I ended up in the emergency room a few weeks later because of abdominal pain following surgery only to find out that I had bilateral corpus luteum cysts, one of which had apparently ruptured.

January

Six weeks later, they found another large cyst on my right ovary.

These are some products that helped me feel better (affiliate link).

*************

I hope this list is helpful to someone else’s health journey. Use these links to your heart’s content.

Please ask questions, share your own stories, and add resources in the comments. If you need a referral to a great doctor, please let me know. I will be happy to share the names of the physicians who were helpful to me along the way.

Don’t forget to subscribe to updates so you don’t miss any of my upcoming blog posts.

SaveSave

SaveSave

SaveSave

SaveSave

SaveSave

SaveSave

Jenn is the Founder and CEO of Cotton Babies. She holds an Executive MBA from Washington University. She was awarded Ernst & Young’s Entrepreneur of the Year award in the Emerging Category for the Central Midwest Region in 2011. Among many other awards, she recently received a 2017 YWCA Leader of Distinction Award for Entrepreneurship. Jenn holds many patents on various inventions in a number of different countries and is listed as one of 50 Missourians You Should Know. She is particularly fascinated by languages, chickens, and children (she has four) when she’s not reading economics journals.

Leave a Reply

Your email address will not be published. Required fields are marked *

7 thoughts on “Sick.

  1. Jenn…amazing. We all are going to tackle health crises at some point, but you gave such humanity to the actual ins and outs of being on a hunt for what is wrong and then the roller coaster of experiencing step-by-step answers in the form of yet another painful procedure. I’m so glad you are pain free now, and have names for the mysteries. Thank you for sharing so poignantly, and golly I’m proud of you for all you did, do, and will continue to do! But mostly I just like who you are. :):):)

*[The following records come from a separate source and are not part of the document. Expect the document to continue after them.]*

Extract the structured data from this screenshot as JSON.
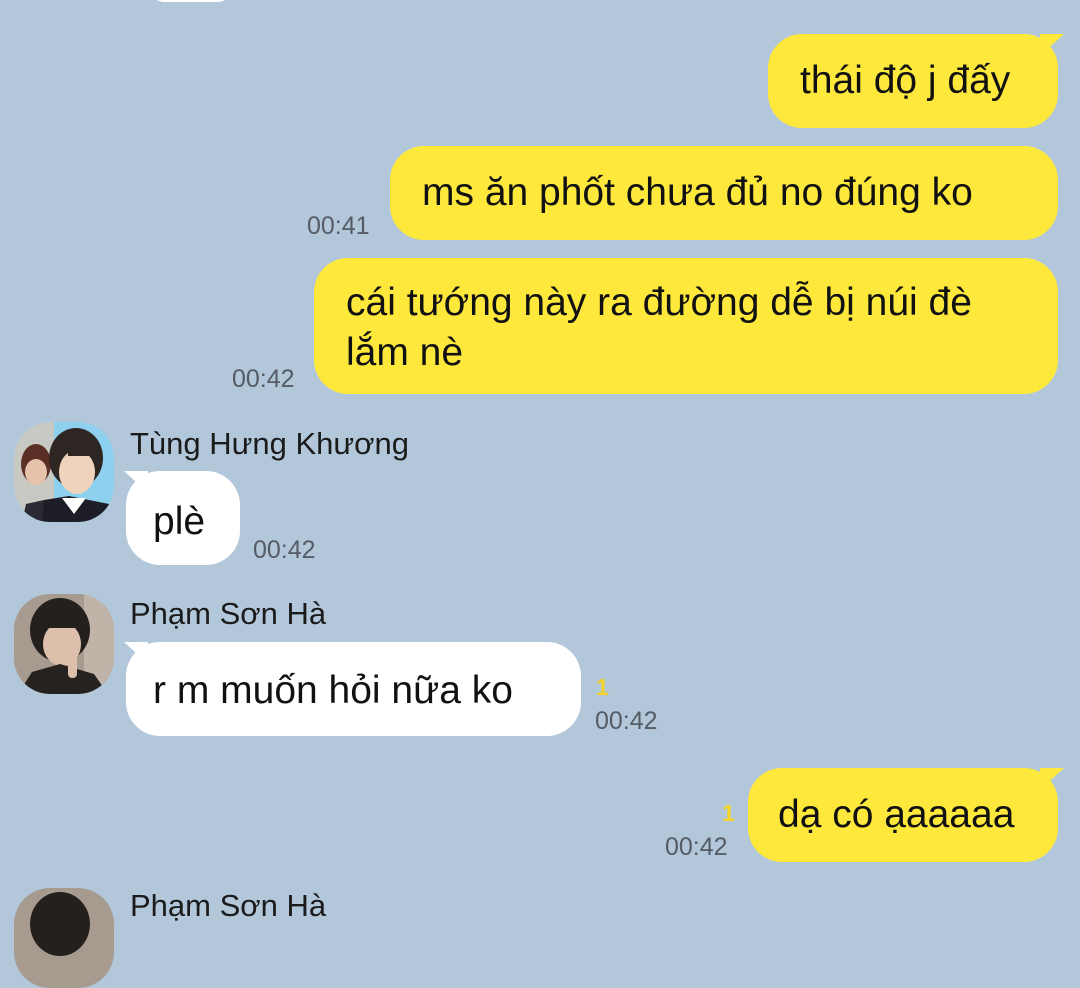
{
  "messages": [
    {
      "text": "thái độ j đấy"
    },
    {
      "text": "ms ăn phốt chưa đủ no đúng ko",
      "time": "00:41"
    },
    {
      "line1": "cái tướng này ra đường dễ bị núi đè",
      "line2": "lắm nè",
      "time": "00:42"
    },
    {
      "sender": "Tùng Hưng Khương",
      "text": "plè",
      "time": "00:42"
    },
    {
      "sender": "Phạm Sơn Hà",
      "text": "r m muốn hỏi nữa ko",
      "time": "00:42",
      "unread": "1"
    },
    {
      "text": "dạ có ạaaaaa",
      "time": "00:42",
      "unread": "1"
    },
    {
      "sender": "Phạm Sơn Hà"
    }
  ],
  "colors": {
    "background": "#b2c7da",
    "my_bubble": "#fee83c",
    "their_bubble": "#ffffff",
    "unread": "#f5d327"
  }
}
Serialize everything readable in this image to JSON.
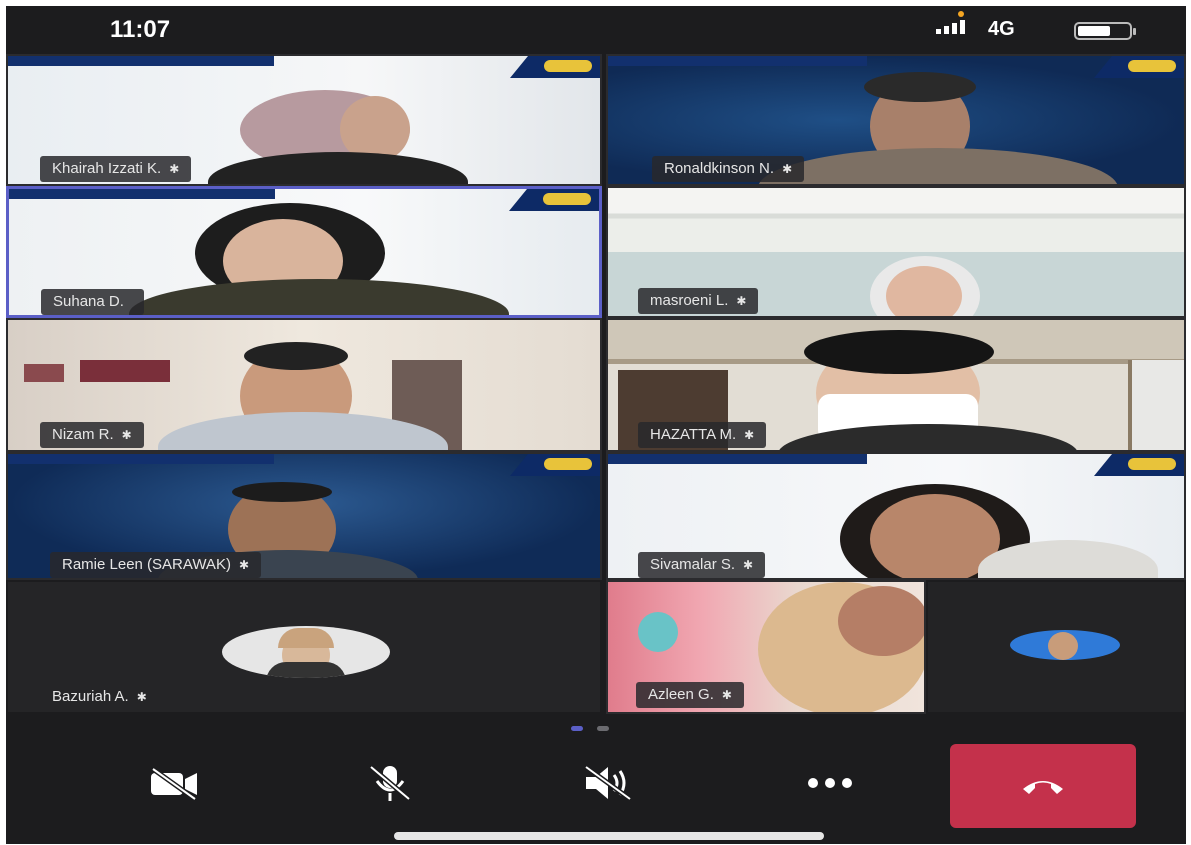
{
  "status_bar": {
    "time": "11:07",
    "network": "4G"
  },
  "participants": [
    {
      "name": "Khairah Izzati K.",
      "badge": "✱"
    },
    {
      "name": "Ronaldkinson N.",
      "badge": "✱"
    },
    {
      "name": "Suhana D.",
      "badge": ""
    },
    {
      "name": "masroeni L.",
      "badge": "✱"
    },
    {
      "name": "Nizam R.",
      "badge": "✱"
    },
    {
      "name": "HAZATTA M.",
      "badge": "✱"
    },
    {
      "name": "Ramie Leen (SARAWAK)",
      "badge": "✱"
    },
    {
      "name": "Sivamalar S.",
      "badge": "✱"
    },
    {
      "name": "Bazuriah A.",
      "badge": "✱"
    },
    {
      "name": "Azleen G.",
      "badge": "✱"
    }
  ],
  "pager": {
    "pages": 2,
    "current": 1
  },
  "colors": {
    "accent": "#5b5fc7",
    "hangup": "#c4314b",
    "background": "#1c1c1e"
  },
  "icons": {
    "camera": "camera-off-icon",
    "mic": "mic-off-icon",
    "speaker": "speaker-off-icon",
    "more": "more-options-icon",
    "hangup": "hang-up-icon"
  }
}
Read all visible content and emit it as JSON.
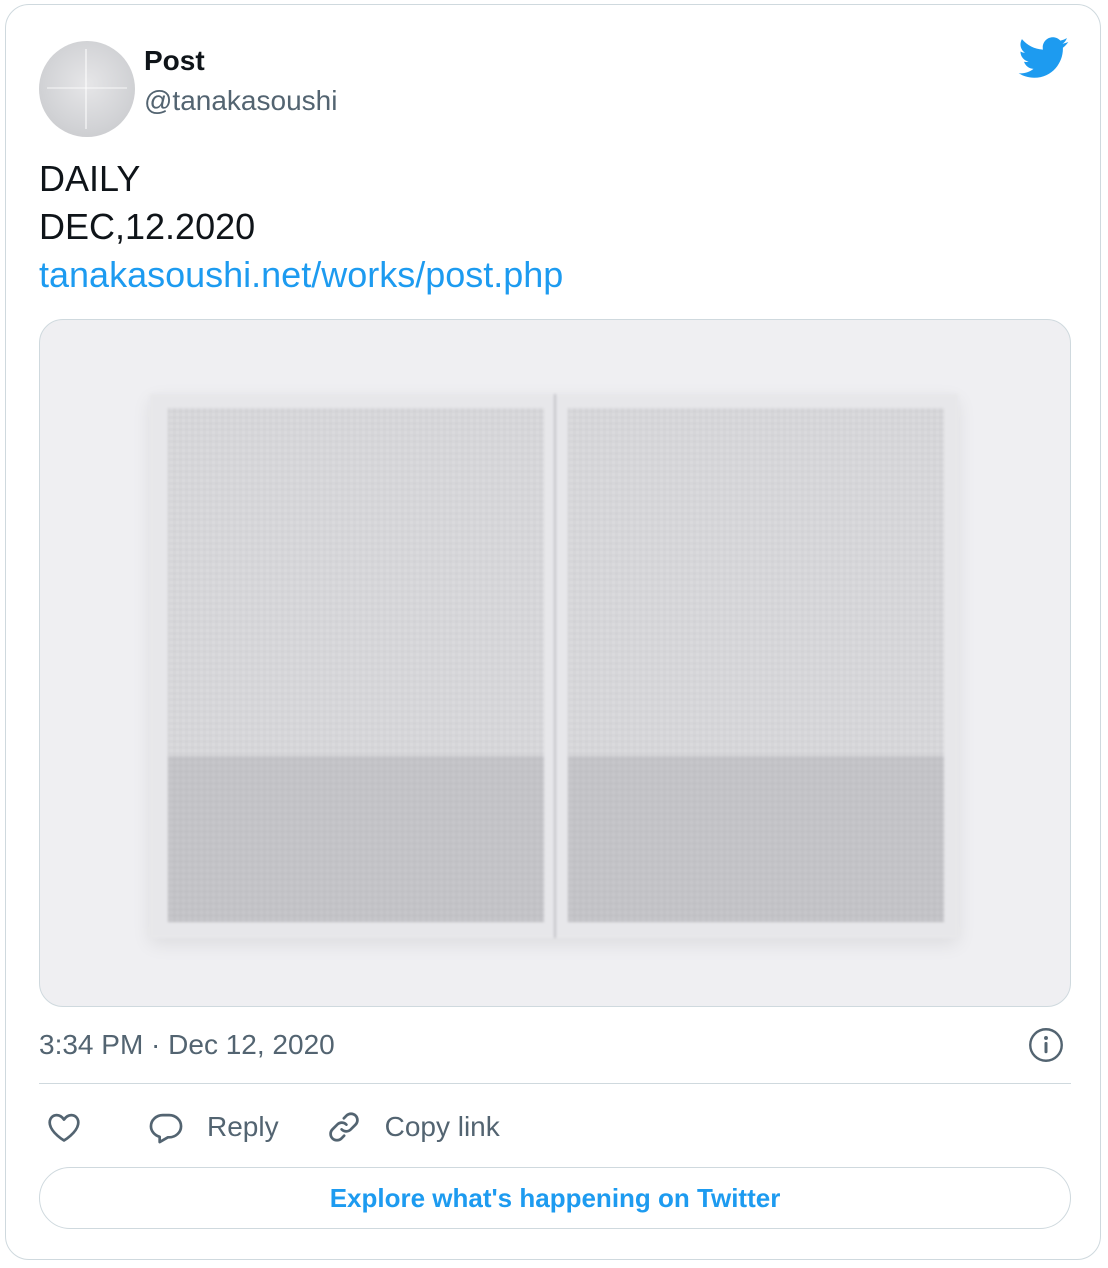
{
  "author": {
    "name": "Post",
    "handle": "@tanakasoushi"
  },
  "brand_icon": "twitter-bird-icon",
  "tweet": {
    "lines": [
      "DAILY",
      "DEC,12.2020"
    ],
    "link": "tanakasoushi.net/works/post.php"
  },
  "media": {
    "image": "blurred-newspaper-photo"
  },
  "meta": {
    "timestamp": "3:34 PM · Dec 12, 2020",
    "info_icon": "info-icon"
  },
  "actions": {
    "like_icon": "heart-icon",
    "reply_label": "Reply",
    "reply_icon": "speech-bubble-icon",
    "copy_label": "Copy link",
    "copy_icon": "link-icon"
  },
  "explore_label": "Explore what's happening on Twitter",
  "colors": {
    "accent": "#1d9bf0",
    "text": "#0f1419",
    "secondary_text": "#536471",
    "border": "#cfd9de"
  }
}
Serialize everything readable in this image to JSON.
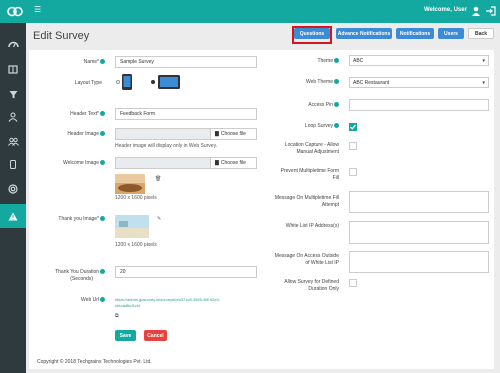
{
  "header": {
    "welcome": "Welcome, User"
  },
  "page": {
    "title": "Edit Survey"
  },
  "toolbar": {
    "questions": "Questions",
    "advance_notifications": "Advance Notifications",
    "notifications": "Notifications",
    "users": "Users",
    "back": "Back"
  },
  "form": {
    "name_label": "Name*",
    "name_value": "Sample Survey",
    "layout_label": "Layout Type",
    "header_text_label": "Header Text*",
    "header_text_value": "Feedback Form",
    "header_image_label": "Header Image",
    "choose_file": "Choose file",
    "header_image_note": "Header image will display only in Web Survey.",
    "welcome_image_label": "Welcome Image",
    "welcome_pixels": "1200 x 1600 pixels",
    "thankyou_image_label": "Thank you Image*",
    "thankyou_pixels": "1200 x 1600 pixels",
    "thankyou_duration_label": "Thank You Duration",
    "thankyou_duration_unit": "(Seconds)",
    "thankyou_duration_value": "20",
    "web_url_label": "Web Url",
    "web_url_line1": "https://admin.gosurvey.in/survey#/cfa371c8-3595-4fff-92e0-",
    "web_url_line2": "cbbda8bd1cf4",
    "theme_label": "Theme",
    "theme_value": "ABC",
    "web_theme_label": "Web Theme",
    "web_theme_value": "ABC Restaurant",
    "access_pin_label": "Access Pin",
    "loop_survey_label": "Loop Survey",
    "location_line1": "Location Capture - Allow",
    "location_line2": "Manual Adjustment",
    "prevent_line1": "Prevent Multipletime Form",
    "prevent_line2": "Fill",
    "message_multi_line1": "Message On Multipletime Fill",
    "message_multi_line2": "Attempt",
    "whitelist_label": "White List IP Address(s)",
    "message_access_line1": "Message On Access Outside",
    "message_access_line2": "of White List IP",
    "allow_line1": "Allow Survey for Defined",
    "allow_line2": "Duration Only",
    "loop_survey_checked": true
  },
  "actions": {
    "save": "Save",
    "cancel": "Cancel"
  },
  "footer": {
    "copyright": "Copyright © 2018 Techgrains Technologies Pvt. Ltd."
  },
  "colors": {
    "teal": "#13a9a0",
    "blue": "#3b8bd6",
    "red": "#e8423f",
    "sidebar": "#2f3a3f",
    "highlight": "#d9141b"
  }
}
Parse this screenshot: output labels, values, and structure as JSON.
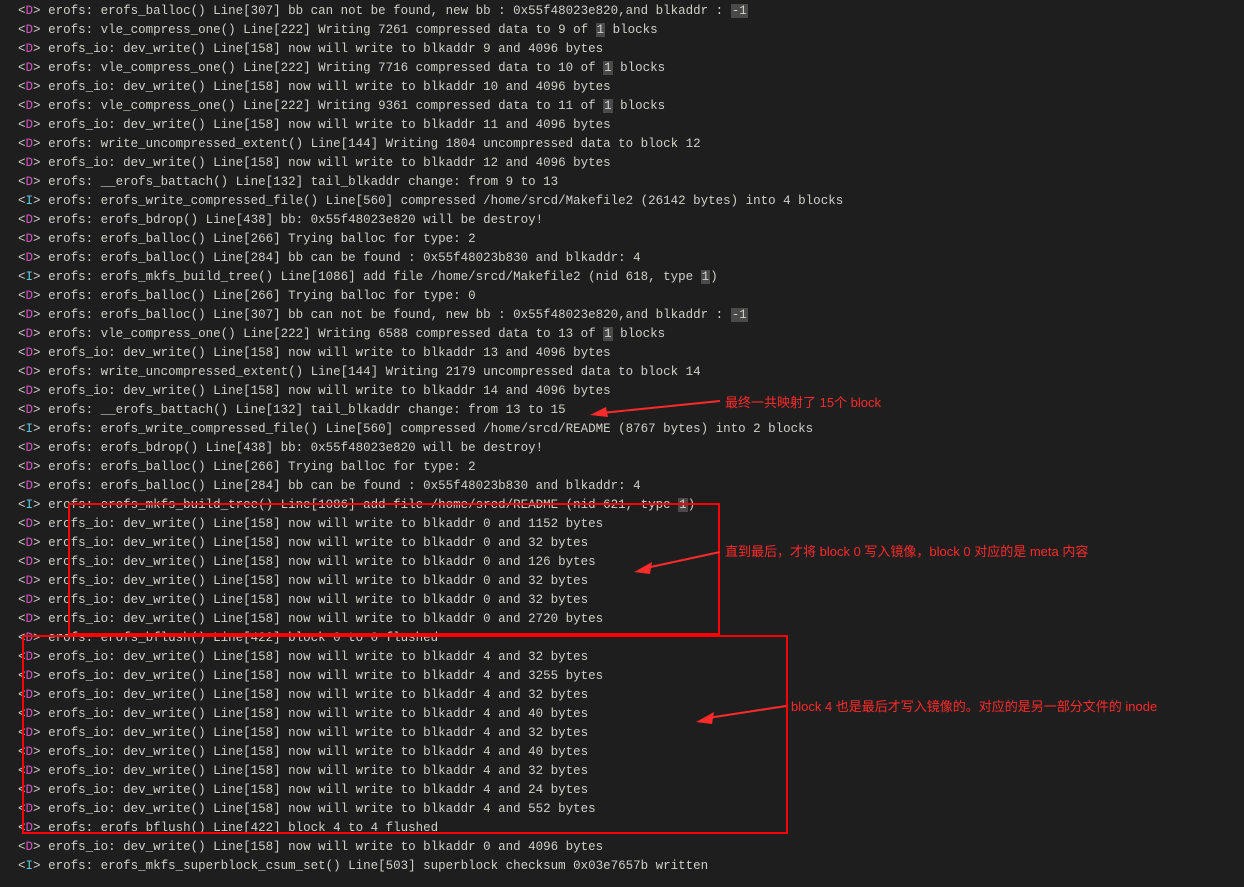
{
  "annotations": {
    "a1": "最终一共映射了 15个 block",
    "a2": "直到最后，才将 block 0 写入镜像，block 0 对应的是 meta 内容",
    "a3": "block 4 也是最后才写入镜像的。对应的是另一部分文件的 inode"
  },
  "log_lines": [
    {
      "tag": "D",
      "pre": "erofs: erofs_balloc() Line[307] bb can not be found, new bb : 0x55f48023e820,and blkaddr : ",
      "hl": "-1",
      "post": ""
    },
    {
      "tag": "D",
      "pre": "erofs: vle_compress_one() Line[222] Writing 7261 compressed data to 9 of ",
      "hl": "1",
      "post": " blocks"
    },
    {
      "tag": "D",
      "pre": "erofs_io: dev_write() Line[158] now will write to blkaddr 9 and 4096 bytes",
      "hl": "",
      "post": ""
    },
    {
      "tag": "D",
      "pre": "erofs: vle_compress_one() Line[222] Writing 7716 compressed data to 10 of ",
      "hl": "1",
      "post": " blocks"
    },
    {
      "tag": "D",
      "pre": "erofs_io: dev_write() Line[158] now will write to blkaddr 10 and 4096 bytes",
      "hl": "",
      "post": ""
    },
    {
      "tag": "D",
      "pre": "erofs: vle_compress_one() Line[222] Writing 9361 compressed data to 11 of ",
      "hl": "1",
      "post": " blocks"
    },
    {
      "tag": "D",
      "pre": "erofs_io: dev_write() Line[158] now will write to blkaddr 11 and 4096 bytes",
      "hl": "",
      "post": ""
    },
    {
      "tag": "D",
      "pre": "erofs: write_uncompressed_extent() Line[144] Writing 1804 uncompressed data to block 12",
      "hl": "",
      "post": ""
    },
    {
      "tag": "D",
      "pre": "erofs_io: dev_write() Line[158] now will write to blkaddr 12 and 4096 bytes",
      "hl": "",
      "post": ""
    },
    {
      "tag": "D",
      "pre": "erofs: __erofs_battach() Line[132] tail_blkaddr change: from 9 to 13",
      "hl": "",
      "post": ""
    },
    {
      "tag": "I",
      "pre": "erofs: erofs_write_compressed_file() Line[560] compressed /home/srcd/Makefile2 (26142 bytes) into 4 blocks",
      "hl": "",
      "post": ""
    },
    {
      "tag": "D",
      "pre": "erofs: erofs_bdrop() Line[438] bb: 0x55f48023e820 will be destroy!",
      "hl": "",
      "post": ""
    },
    {
      "tag": "D",
      "pre": "erofs: erofs_balloc() Line[266] Trying balloc for type: 2",
      "hl": "",
      "post": ""
    },
    {
      "tag": "D",
      "pre": "erofs: erofs_balloc() Line[284] bb can be found : 0x55f48023b830 and blkaddr: 4",
      "hl": "",
      "post": ""
    },
    {
      "tag": "I",
      "pre": "erofs: erofs_mkfs_build_tree() Line[1086] add file /home/srcd/Makefile2 (nid 618, type ",
      "hl": "1",
      "post": ")"
    },
    {
      "tag": "D",
      "pre": "erofs: erofs_balloc() Line[266] Trying balloc for type: 0",
      "hl": "",
      "post": ""
    },
    {
      "tag": "D",
      "pre": "erofs: erofs_balloc() Line[307] bb can not be found, new bb : 0x55f48023e820,and blkaddr : ",
      "hl": "-1",
      "post": ""
    },
    {
      "tag": "D",
      "pre": "erofs: vle_compress_one() Line[222] Writing 6588 compressed data to 13 of ",
      "hl": "1",
      "post": " blocks"
    },
    {
      "tag": "D",
      "pre": "erofs_io: dev_write() Line[158] now will write to blkaddr 13 and 4096 bytes",
      "hl": "",
      "post": ""
    },
    {
      "tag": "D",
      "pre": "erofs: write_uncompressed_extent() Line[144] Writing 2179 uncompressed data to block 14",
      "hl": "",
      "post": ""
    },
    {
      "tag": "D",
      "pre": "erofs_io: dev_write() Line[158] now will write to blkaddr 14 and 4096 bytes",
      "hl": "",
      "post": ""
    },
    {
      "tag": "D",
      "pre": "erofs: __erofs_battach() Line[132] tail_blkaddr change: from 13 to 15",
      "hl": "",
      "post": ""
    },
    {
      "tag": "I",
      "pre": "erofs: erofs_write_compressed_file() Line[560] compressed /home/srcd/README (8767 bytes) into 2 blocks",
      "hl": "",
      "post": ""
    },
    {
      "tag": "D",
      "pre": "erofs: erofs_bdrop() Line[438] bb: 0x55f48023e820 will be destroy!",
      "hl": "",
      "post": ""
    },
    {
      "tag": "D",
      "pre": "erofs: erofs_balloc() Line[266] Trying balloc for type: 2",
      "hl": "",
      "post": ""
    },
    {
      "tag": "D",
      "pre": "erofs: erofs_balloc() Line[284] bb can be found : 0x55f48023b830 and blkaddr: 4",
      "hl": "",
      "post": ""
    },
    {
      "tag": "I",
      "pre": "erofs: erofs_mkfs_build_tree() Line[1086] add file /home/srcd/README (nid 621, type ",
      "hl": "1",
      "post": ")"
    },
    {
      "tag": "D",
      "pre": "erofs_io: dev_write() Line[158] now will write to blkaddr 0 and 1152 bytes",
      "hl": "",
      "post": ""
    },
    {
      "tag": "D",
      "pre": "erofs_io: dev_write() Line[158] now will write to blkaddr 0 and 32 bytes",
      "hl": "",
      "post": ""
    },
    {
      "tag": "D",
      "pre": "erofs_io: dev_write() Line[158] now will write to blkaddr 0 and 126 bytes",
      "hl": "",
      "post": ""
    },
    {
      "tag": "D",
      "pre": "erofs_io: dev_write() Line[158] now will write to blkaddr 0 and 32 bytes",
      "hl": "",
      "post": ""
    },
    {
      "tag": "D",
      "pre": "erofs_io: dev_write() Line[158] now will write to blkaddr 0 and 32 bytes",
      "hl": "",
      "post": ""
    },
    {
      "tag": "D",
      "pre": "erofs_io: dev_write() Line[158] now will write to blkaddr 0 and 2720 bytes",
      "hl": "",
      "post": ""
    },
    {
      "tag": "D",
      "pre": "erofs: erofs_bflush() Line[422] block 0 to 0 flushed",
      "hl": "",
      "post": ""
    },
    {
      "tag": "D",
      "pre": "erofs_io: dev_write() Line[158] now will write to blkaddr 4 and 32 bytes",
      "hl": "",
      "post": ""
    },
    {
      "tag": "D",
      "pre": "erofs_io: dev_write() Line[158] now will write to blkaddr 4 and 3255 bytes",
      "hl": "",
      "post": ""
    },
    {
      "tag": "D",
      "pre": "erofs_io: dev_write() Line[158] now will write to blkaddr 4 and 32 bytes",
      "hl": "",
      "post": ""
    },
    {
      "tag": "D",
      "pre": "erofs_io: dev_write() Line[158] now will write to blkaddr 4 and 40 bytes",
      "hl": "",
      "post": ""
    },
    {
      "tag": "D",
      "pre": "erofs_io: dev_write() Line[158] now will write to blkaddr 4 and 32 bytes",
      "hl": "",
      "post": ""
    },
    {
      "tag": "D",
      "pre": "erofs_io: dev_write() Line[158] now will write to blkaddr 4 and 40 bytes",
      "hl": "",
      "post": ""
    },
    {
      "tag": "D",
      "pre": "erofs_io: dev_write() Line[158] now will write to blkaddr 4 and 32 bytes",
      "hl": "",
      "post": ""
    },
    {
      "tag": "D",
      "pre": "erofs_io: dev_write() Line[158] now will write to blkaddr 4 and 24 bytes",
      "hl": "",
      "post": ""
    },
    {
      "tag": "D",
      "pre": "erofs_io: dev_write() Line[158] now will write to blkaddr 4 and 552 bytes",
      "hl": "",
      "post": ""
    },
    {
      "tag": "D",
      "pre": "erofs: erofs_bflush() Line[422] block 4 to 4 flushed",
      "hl": "",
      "post": ""
    },
    {
      "tag": "D",
      "pre": "erofs_io: dev_write() Line[158] now will write to blkaddr 0 and 4096 bytes",
      "hl": "",
      "post": ""
    },
    {
      "tag": "I",
      "pre": "erofs: erofs_mkfs_superblock_csum_set() Line[503] superblock checksum 0x03e7657b written",
      "hl": "",
      "post": ""
    }
  ]
}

  2. I am so glad you are on the mend. I had notoced you were quiet but with our own drama going on I wasn’t sure if I was just missing your posts. You are not alone. I had doctors ignore me for 17 years about pelvic pain, one basically laughed at me and told me to drink Gatorade to cure my “gastritis” and told me my thyroid was fine. I literally had to cry to get her to order an ultrasound. She changed her tune when they found a 10 cm mass involving both fallopian tubes and one ovary. A thyroid antibody test revealed my body was destroying my thyroid. Thank you for sharing your story. I hope you are back to your energetic self soon.

  3. Jenn, I gave a similar story as well. It makes one wonder how many people, young people, die because some drs just do not listen to their patients. I am so glad your healthy again and doing what you love.

    I’m a huge fan of yours!